Germany narrowly beat out South Africa to host the 2006 event. The European teams did very well in the event - six of the eight quarter-finalists, and all four semifinalists, were within an easy train ride of Germany.
Of those, France's upset of Brazil and Portugal's upset of the Netherlands had strong partisan crowds as at least a factor in the win. The hosts ended up finishing third in the tournament - a result that was definitely on the high end of expectations. Italy had increasingly massive crowds following them as they went all the way. There's little doubt that the location was a big factor in this tournament. European teams would still have been strong regardless of where it was played because they always are, but this was well beyond expectations.
Korea and Japan co-hosted this event. This is a much better comparison to this year's tournament than 2006 was because the hosts and the teams nearby aren't nearly as strong as the teams close to Germany are.
There's absolutely no doubt that the location of this tournament had a huge impact on the outcome. Japan upset the Russians in the preliminary round to become the surprise winners of their group and move on to the elimination round. They lost their first playoff game to Turkey.
The real surprise of the tournament, though, was the Koreans. South Korea had played in five World Cup tournaments before they played host, but they had never won a single game. They broke that streak in their first game when they beat Poland. They next earned a draw against the U.S., and then stunned Portugal. Making the second round was a massive success for the team, but they were far from done. They beat the Italians with a goal in extra time, shocked the Spanish with a win by penalty kicks, and then narrowly lost to Germany in the semifinals. They wound up fourth in the tournament - about 20 places higher than they were reasonably expected to finish.
France hosted the tournament and they won it, so the home field advantage isn't hard to establish here. As in 2006 there were six teams in the quarterfinals within an easy train ride of France - compared to just three in 2002 - so the location had to be a factor.
The only flaw in the argument that this tournament provides is that Spain, France's neighbors, was knocked out in the first round though they were playing in a group that shouldn't have been a particular challenge for them.
The American version of the World Cup was by far the least compelling in terms of this argument. The two most popular teams on the continent - the Americans and Mexico - both made it into the elimination rounds, but neither put up much of a fight once they got there.
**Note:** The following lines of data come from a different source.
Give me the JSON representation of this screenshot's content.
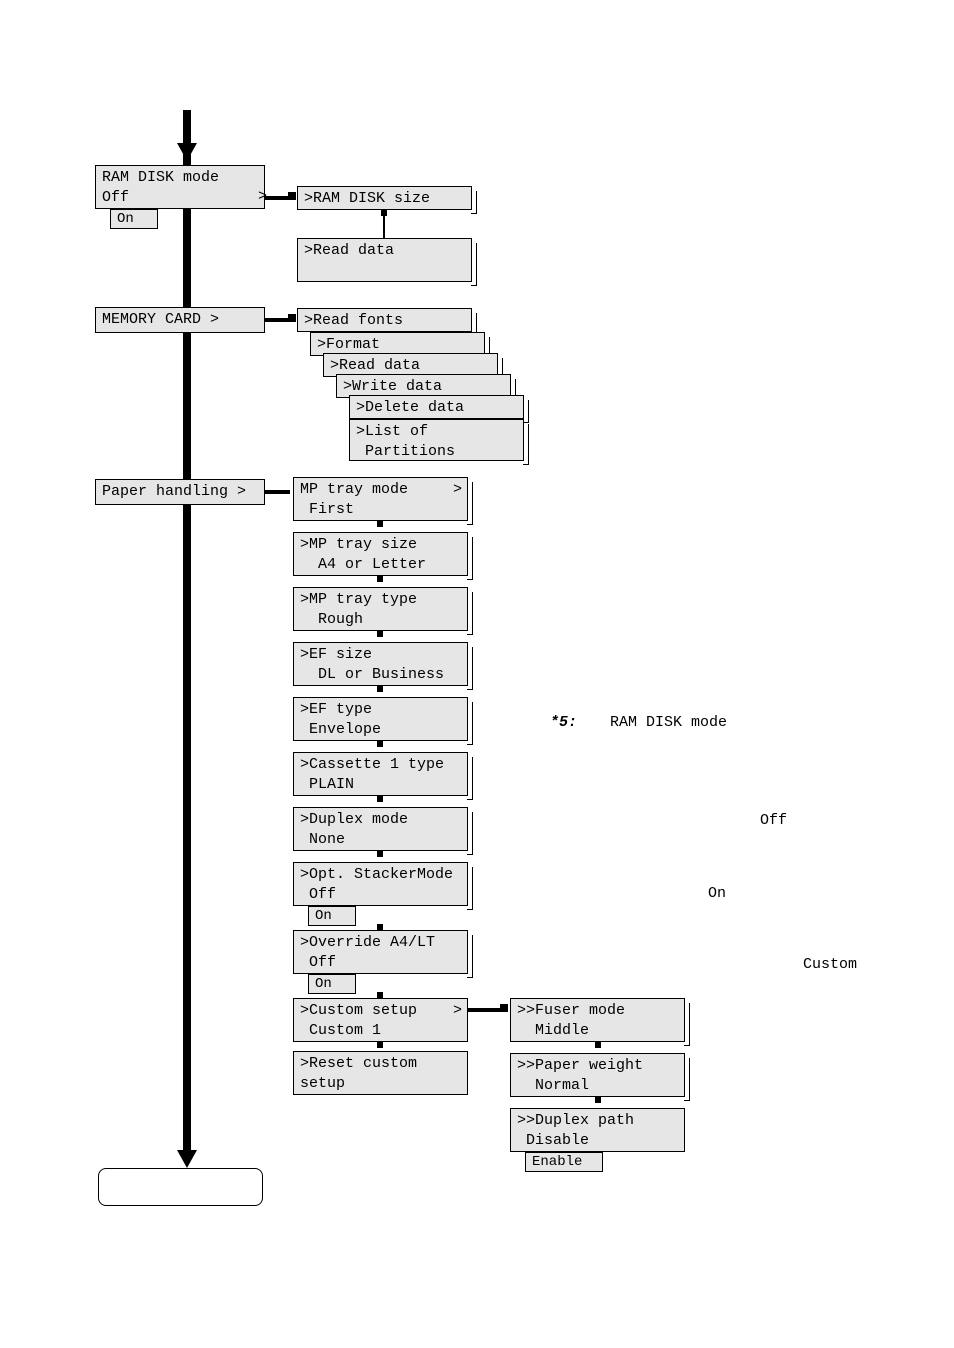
{
  "ram_disk": {
    "title": "RAM DISK mode",
    "line2": " Off",
    "on": "On",
    "sub1": ">RAM DISK size",
    "sub2": ">Read data"
  },
  "memory_card": {
    "title": "MEMORY CARD      >",
    "s1": ">Read fonts",
    "s2": ">Format",
    "s3": ">Read data",
    "s4": ">Write data",
    "s5": ">Delete data",
    "s6": ">List of\n Partitions"
  },
  "paper": {
    "title": "Paper handling   >",
    "mp_mode": "MP tray mode     >\n First",
    "mp_size": ">MP tray size\n  A4 or Letter",
    "mp_type": ">MP tray type\n  Rough",
    "ef_size": ">EF size\n  DL or Business",
    "ef_type": ">EF type\n Envelope",
    "cas": ">Cassette 1 type\n PLAIN",
    "duplex": ">Duplex mode\n None",
    "stacker": ">Opt. StackerMode\n Off",
    "stacker_on": "On",
    "override": ">Override A4/LT\n Off",
    "override_on": "On",
    "custom": ">Custom setup    >\n Custom 1",
    "reset": ">Reset custom\nsetup"
  },
  "custom_sub": {
    "fuser": ">>Fuser mode\n  Middle",
    "weight": ">>Paper weight\n  Normal",
    "dpath": ">>Duplex path\n Disable",
    "enable": "Enable"
  },
  "notes": {
    "star": "*5:",
    "ram": "RAM DISK mode",
    "off": "Off",
    "on": "On",
    "custom": "Custom"
  },
  "gt1": ">",
  "chart_data": {
    "type": "tree",
    "description": "Printer control-panel menu hierarchy",
    "nodes": [
      {
        "label": "RAM DISK mode",
        "value": "Off",
        "alt": "On",
        "children": [
          {
            "label": ">RAM DISK size"
          },
          {
            "label": ">Read data"
          }
        ]
      },
      {
        "label": "MEMORY CARD",
        "children": [
          {
            "label": ">Read fonts"
          },
          {
            "label": ">Format"
          },
          {
            "label": ">Read data"
          },
          {
            "label": ">Write data"
          },
          {
            "label": ">Delete data"
          },
          {
            "label": ">List of Partitions"
          }
        ]
      },
      {
        "label": "Paper handling",
        "children": [
          {
            "label": "MP tray mode",
            "value": "First"
          },
          {
            "label": ">MP tray size",
            "value": "A4 or Letter"
          },
          {
            "label": ">MP tray type",
            "value": "Rough"
          },
          {
            "label": ">EF size",
            "value": "DL or Business"
          },
          {
            "label": ">EF type",
            "value": "Envelope"
          },
          {
            "label": ">Cassette 1 type",
            "value": "PLAIN"
          },
          {
            "label": ">Duplex mode",
            "value": "None"
          },
          {
            "label": ">Opt. StackerMode",
            "value": "Off",
            "alt": "On"
          },
          {
            "label": ">Override A4/LT",
            "value": "Off",
            "alt": "On"
          },
          {
            "label": ">Custom setup",
            "value": "Custom 1",
            "children": [
              {
                "label": ">>Fuser mode",
                "value": "Middle"
              },
              {
                "label": ">>Paper weight",
                "value": "Normal"
              },
              {
                "label": ">>Duplex path",
                "value": "Disable",
                "alt": "Enable"
              }
            ]
          },
          {
            "label": ">Reset custom setup"
          }
        ]
      }
    ],
    "footnote": {
      "id": "*5",
      "refers_to": "RAM DISK mode",
      "values": [
        "Off",
        "On",
        "Custom"
      ]
    }
  }
}
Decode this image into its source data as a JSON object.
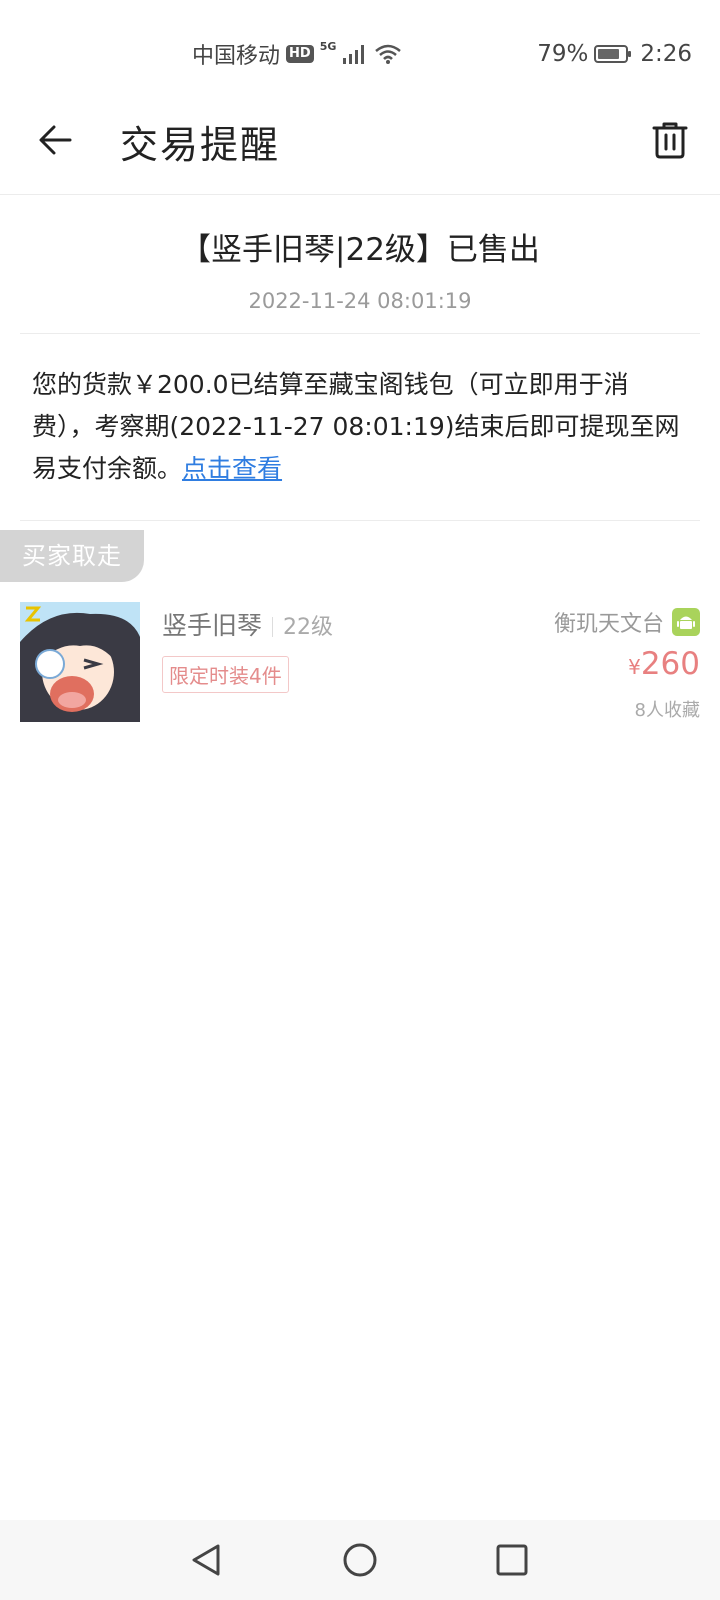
{
  "status_bar": {
    "carrier": "中国移动",
    "hd": "HD",
    "network": "5G",
    "battery_text": "79%",
    "battery_level": 0.79,
    "time": "2:26"
  },
  "header": {
    "title": "交易提醒"
  },
  "notice": {
    "title": "【竖手旧琴|22级】已售出",
    "time": "2022-11-24 08:01:19",
    "body": "您的货款￥200.0已结算至藏宝阁钱包（可立即用于消费），考察期(2022-11-27 08:01:19)结束后即可提现至网易支付余额。",
    "link": "点击查看"
  },
  "tag": {
    "label": "买家取走"
  },
  "listing": {
    "name": "竖手旧琴",
    "level": "22级",
    "badge": "限定时装4件",
    "server": "衡玑天文台",
    "price_symbol": "¥",
    "price": "260",
    "favorites": "8人收藏"
  },
  "colors": {
    "link": "#2f7de1",
    "price": "#e88080",
    "badge": "#e48c8c",
    "android": "#a9d35b"
  },
  "icons": [
    "back-arrow-icon",
    "trash-icon",
    "android-icon",
    "nav-back-icon",
    "nav-home-icon",
    "nav-recents-icon"
  ]
}
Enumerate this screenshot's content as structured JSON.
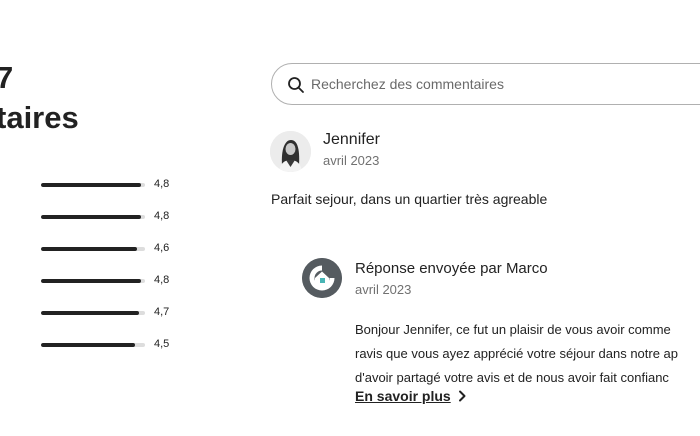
{
  "summary": {
    "heading_line1": "7",
    "heading_line2": "taires"
  },
  "ratings": [
    {
      "value": "4,8",
      "fill": 0.96
    },
    {
      "value": "4,8",
      "fill": 0.96
    },
    {
      "value": "4,6",
      "fill": 0.92
    },
    {
      "value": "4,8",
      "fill": 0.96
    },
    {
      "value": "4,7",
      "fill": 0.94
    },
    {
      "value": "4,5",
      "fill": 0.9
    }
  ],
  "search": {
    "placeholder": "Recherchez des commentaires",
    "icon": "search-icon"
  },
  "review": {
    "reviewer_name": "Jennifer",
    "date": "avril 2023",
    "text": "Parfait sejour, dans un quartier très agreable",
    "avatar_icon": "user-avatar"
  },
  "host_response": {
    "title": "Réponse envoyée par Marco",
    "date": "avril 2023",
    "body_lines": [
      "Bonjour Jennifer, ce fut un plaisir de vous avoir comme",
      "ravis que vous ayez apprécié votre séjour dans notre ap",
      "d'avoir partagé votre avis et de nous avoir fait confianc"
    ],
    "read_more_label": "En savoir plus",
    "logo_icon": "house-logo-icon",
    "logo_accent": "#48b5b5"
  },
  "colors": {
    "text": "#222222",
    "muted": "#717171",
    "bar_fill": "#222222",
    "bar_track": "#dddddd"
  }
}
The comparison here isn't as strong as in other tournaments, though - there aren't nearly as many teams close by, and soccer just isn't as important to Americans as it is to the other hosts.